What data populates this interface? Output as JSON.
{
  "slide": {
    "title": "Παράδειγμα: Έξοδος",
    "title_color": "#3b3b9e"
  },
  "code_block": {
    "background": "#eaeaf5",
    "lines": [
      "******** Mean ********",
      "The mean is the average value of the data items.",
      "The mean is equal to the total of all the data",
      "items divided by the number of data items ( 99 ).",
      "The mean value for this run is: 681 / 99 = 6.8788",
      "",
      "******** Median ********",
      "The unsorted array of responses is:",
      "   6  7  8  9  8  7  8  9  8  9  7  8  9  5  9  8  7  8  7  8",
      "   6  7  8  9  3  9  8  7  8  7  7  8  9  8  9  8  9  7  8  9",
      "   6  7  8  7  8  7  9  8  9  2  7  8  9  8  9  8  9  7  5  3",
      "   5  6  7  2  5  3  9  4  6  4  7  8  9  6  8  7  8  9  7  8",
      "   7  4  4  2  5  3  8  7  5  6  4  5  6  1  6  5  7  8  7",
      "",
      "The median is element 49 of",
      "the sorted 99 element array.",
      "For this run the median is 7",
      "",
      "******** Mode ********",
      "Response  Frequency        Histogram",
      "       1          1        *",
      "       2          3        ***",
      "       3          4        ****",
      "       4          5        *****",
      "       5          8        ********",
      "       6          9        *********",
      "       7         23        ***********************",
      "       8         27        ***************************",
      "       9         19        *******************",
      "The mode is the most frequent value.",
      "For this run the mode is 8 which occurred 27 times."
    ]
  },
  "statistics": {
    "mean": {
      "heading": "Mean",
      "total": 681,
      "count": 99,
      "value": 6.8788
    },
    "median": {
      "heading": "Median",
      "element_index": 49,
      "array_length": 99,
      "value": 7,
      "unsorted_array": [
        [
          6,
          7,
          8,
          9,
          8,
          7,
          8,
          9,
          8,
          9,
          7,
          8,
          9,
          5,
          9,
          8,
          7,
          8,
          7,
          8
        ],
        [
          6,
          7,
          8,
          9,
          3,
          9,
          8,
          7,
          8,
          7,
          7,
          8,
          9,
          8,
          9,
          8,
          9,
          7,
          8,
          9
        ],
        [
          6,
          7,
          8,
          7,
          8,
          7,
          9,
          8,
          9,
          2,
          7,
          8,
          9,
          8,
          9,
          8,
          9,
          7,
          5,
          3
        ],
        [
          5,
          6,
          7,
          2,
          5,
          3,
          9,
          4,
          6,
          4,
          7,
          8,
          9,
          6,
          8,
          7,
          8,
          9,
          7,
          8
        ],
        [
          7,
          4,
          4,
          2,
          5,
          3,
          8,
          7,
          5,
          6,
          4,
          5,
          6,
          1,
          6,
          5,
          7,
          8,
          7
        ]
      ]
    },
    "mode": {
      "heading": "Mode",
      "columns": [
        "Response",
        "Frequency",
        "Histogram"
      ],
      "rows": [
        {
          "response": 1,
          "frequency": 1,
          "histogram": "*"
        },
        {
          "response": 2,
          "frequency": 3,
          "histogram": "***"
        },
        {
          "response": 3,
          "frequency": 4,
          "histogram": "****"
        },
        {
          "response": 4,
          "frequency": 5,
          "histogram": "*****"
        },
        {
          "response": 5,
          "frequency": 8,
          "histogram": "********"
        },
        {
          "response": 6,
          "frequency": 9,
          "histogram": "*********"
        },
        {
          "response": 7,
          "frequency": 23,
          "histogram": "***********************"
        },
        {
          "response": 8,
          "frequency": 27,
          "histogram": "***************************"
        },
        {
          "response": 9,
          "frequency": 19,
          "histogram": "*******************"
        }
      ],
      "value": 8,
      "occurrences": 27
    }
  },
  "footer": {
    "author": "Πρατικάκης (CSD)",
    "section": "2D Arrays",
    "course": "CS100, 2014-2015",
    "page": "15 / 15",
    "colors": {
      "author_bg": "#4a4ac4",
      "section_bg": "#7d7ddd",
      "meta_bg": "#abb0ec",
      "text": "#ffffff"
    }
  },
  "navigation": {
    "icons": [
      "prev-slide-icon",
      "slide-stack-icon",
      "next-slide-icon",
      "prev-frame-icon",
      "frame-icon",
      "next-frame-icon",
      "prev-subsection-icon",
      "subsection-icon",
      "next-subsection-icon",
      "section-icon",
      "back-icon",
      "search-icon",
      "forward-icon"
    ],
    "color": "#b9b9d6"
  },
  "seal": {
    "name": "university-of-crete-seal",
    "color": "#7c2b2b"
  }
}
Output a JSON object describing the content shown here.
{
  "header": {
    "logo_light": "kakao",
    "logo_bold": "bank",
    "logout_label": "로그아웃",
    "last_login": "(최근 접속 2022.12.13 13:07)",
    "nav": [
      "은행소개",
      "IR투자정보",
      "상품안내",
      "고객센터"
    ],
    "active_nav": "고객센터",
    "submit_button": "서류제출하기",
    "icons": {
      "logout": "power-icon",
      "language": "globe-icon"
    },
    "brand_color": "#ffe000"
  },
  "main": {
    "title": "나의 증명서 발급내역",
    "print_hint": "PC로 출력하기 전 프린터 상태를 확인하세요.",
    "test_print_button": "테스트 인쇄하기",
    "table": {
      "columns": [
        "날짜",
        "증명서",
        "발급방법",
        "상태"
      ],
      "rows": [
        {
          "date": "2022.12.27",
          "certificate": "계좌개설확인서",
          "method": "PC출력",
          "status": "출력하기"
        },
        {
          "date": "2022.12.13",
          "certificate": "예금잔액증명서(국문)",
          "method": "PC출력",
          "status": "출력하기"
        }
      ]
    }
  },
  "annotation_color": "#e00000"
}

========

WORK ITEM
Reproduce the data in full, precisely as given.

ANSWER SECTION
What data populates this interface? Output as JSON.
{
  "slide": {
    "title": "Παράδειγμα: Έξοδος",
    "title_color": "#3b3b9e"
  },
  "code_block": {
    "background": "#eaeaf5",
    "lines": [
      "******** Mean ********",
      "The mean is the average value of the data items.",
      "The mean is equal to the total of all the data",
      "items divided by the number of data items ( 99 ).",
      "The mean value for this run is: 681 / 99 = 6.8788",
      "",
      "******** Median ********",
      "The unsorted array of responses is:",
      "   6  7  8  9  8  7  8  9  8  9  7  8  9  5  9  8  7  8  7  8",
      "   6  7  8  9  3  9  8  7  8  7  7  8  9  8  9  8  9  7  8  9",
      "   6  7  8  7  8  7  9  8  9  2  7  8  9  8  9  8  9  7  5  3",
      "   5  6  7  2  5  3  9  4  6  4  7  8  9  6  8  7  8  9  7  8",
      "   7  4  4  2  5  3  8  7  5  6  4  5  6  1  6  5  7  8  7",
      "",
      "The median is element 49 of",
      "the sorted 99 element array.",
      "For this run the median is 7",
      "",
      "******** Mode ********",
      "Response  Frequency        Histogram",
      "       1          1        *",
      "       2          3        ***",
      "       3          4        ****",
      "       4          5        *****",
      "       5          8        ********",
      "       6          9        *********",
      "       7         23        ***********************",
      "       8         27        ***************************",
      "       9         19        *******************",
      "The mode is the most frequent value.",
      "For this run the mode is 8 which occurred 27 times."
    ]
  },
  "statistics": {
    "mean": {
      "heading": "Mean",
      "total": 681,
      "count": 99,
      "value": 6.8788
    },
    "median": {
      "heading": "Median",
      "element_index": 49,
      "array_length": 99,
      "value": 7,
      "unsorted_array": [
        [
          6,
          7,
          8,
          9,
          8,
          7,
          8,
          9,
          8,
          9,
          7,
          8,
          9,
          5,
          9,
          8,
          7,
          8,
          7,
          8
        ],
        [
          6,
          7,
          8,
          9,
          3,
          9,
          8,
          7,
          8,
          7,
          7,
          8,
          9,
          8,
          9,
          8,
          9,
          7,
          8,
          9
        ],
        [
          6,
          7,
          8,
          7,
          8,
          7,
          9,
          8,
          9,
          2,
          7,
          8,
          9,
          8,
          9,
          8,
          9,
          7,
          5,
          3
        ],
        [
          5,
          6,
          7,
          2,
          5,
          3,
          9,
          4,
          6,
          4,
          7,
          8,
          9,
          6,
          8,
          7,
          8,
          9,
          7,
          8
        ],
        [
          7,
          4,
          4,
          2,
          5,
          3,
          8,
          7,
          5,
          6,
          4,
          5,
          6,
          1,
          6,
          5,
          7,
          8,
          7
        ]
      ]
    },
    "mode": {
      "heading": "Mode",
      "columns": [
        "Response",
        "Frequency",
        "Histogram"
      ],
      "rows": [
        {
          "response": 1,
          "frequency": 1,
          "histogram": "*"
        },
        {
          "response": 2,
          "frequency": 3,
          "histogram": "***"
        },
        {
          "response": 3,
          "frequency": 4,
          "histogram": "****"
        },
        {
          "response": 4,
          "frequency": 5,
          "histogram": "*****"
        },
        {
          "response": 5,
          "frequency": 8,
          "histogram": "********"
        },
        {
          "response": 6,
          "frequency": 9,
          "histogram": "*********"
        },
        {
          "response": 7,
          "frequency": 23,
          "histogram": "***********************"
        },
        {
          "response": 8,
          "frequency": 27,
          "histogram": "***************************"
        },
        {
          "response": 9,
          "frequency": 19,
          "histogram": "*******************"
        }
      ],
      "value": 8,
      "occurrences": 27
    }
  },
  "footer": {
    "author": "Πρατικάκης (CSD)",
    "section": "2D Arrays",
    "course": "CS100, 2014-2015",
    "page": "15 / 15",
    "colors": {
      "author_bg": "#4a4ac4",
      "section_bg": "#7d7ddd",
      "meta_bg": "#abb0ec",
      "text": "#ffffff"
    }
  },
  "navigation": {
    "icons": [
      "prev-slide-icon",
      "slide-stack-icon",
      "next-slide-icon",
      "prev-frame-icon",
      "frame-icon",
      "next-frame-icon",
      "prev-subsection-icon",
      "subsection-icon",
      "next-subsection-icon",
      "section-icon",
      "back-icon",
      "search-icon",
      "forward-icon"
    ],
    "color": "#b9b9d6"
  },
  "seal": {
    "name": "university-of-crete-seal",
    "color": "#7c2b2b"
  }
}
Output a JSON object describing the content shown here.
{
  "header": {
    "logo_light": "kakao",
    "logo_bold": "bank",
    "logout_label": "로그아웃",
    "last_login": "(최근 접속 2022.12.13 13:07)",
    "nav": [
      "은행소개",
      "IR투자정보",
      "상품안내",
      "고객센터"
    ],
    "active_nav": "고객센터",
    "submit_button": "서류제출하기",
    "icons": {
      "logout": "power-icon",
      "language": "globe-icon"
    },
    "brand_color": "#ffe000"
  },
  "main": {
    "title": "나의 증명서 발급내역",
    "print_hint": "PC로 출력하기 전 프린터 상태를 확인하세요.",
    "test_print_button": "테스트 인쇄하기",
    "table": {
      "columns": [
        "날짜",
        "증명서",
        "발급방법",
        "상태"
      ],
      "rows": [
        {
          "date": "2022.12.27",
          "certificate": "계좌개설확인서",
          "method": "PC출력",
          "status": "출력하기"
        },
        {
          "date": "2022.12.13",
          "certificate": "예금잔액증명서(국문)",
          "method": "PC출력",
          "status": "출력하기"
        }
      ]
    }
  },
  "annotation_color": "#e00000"
}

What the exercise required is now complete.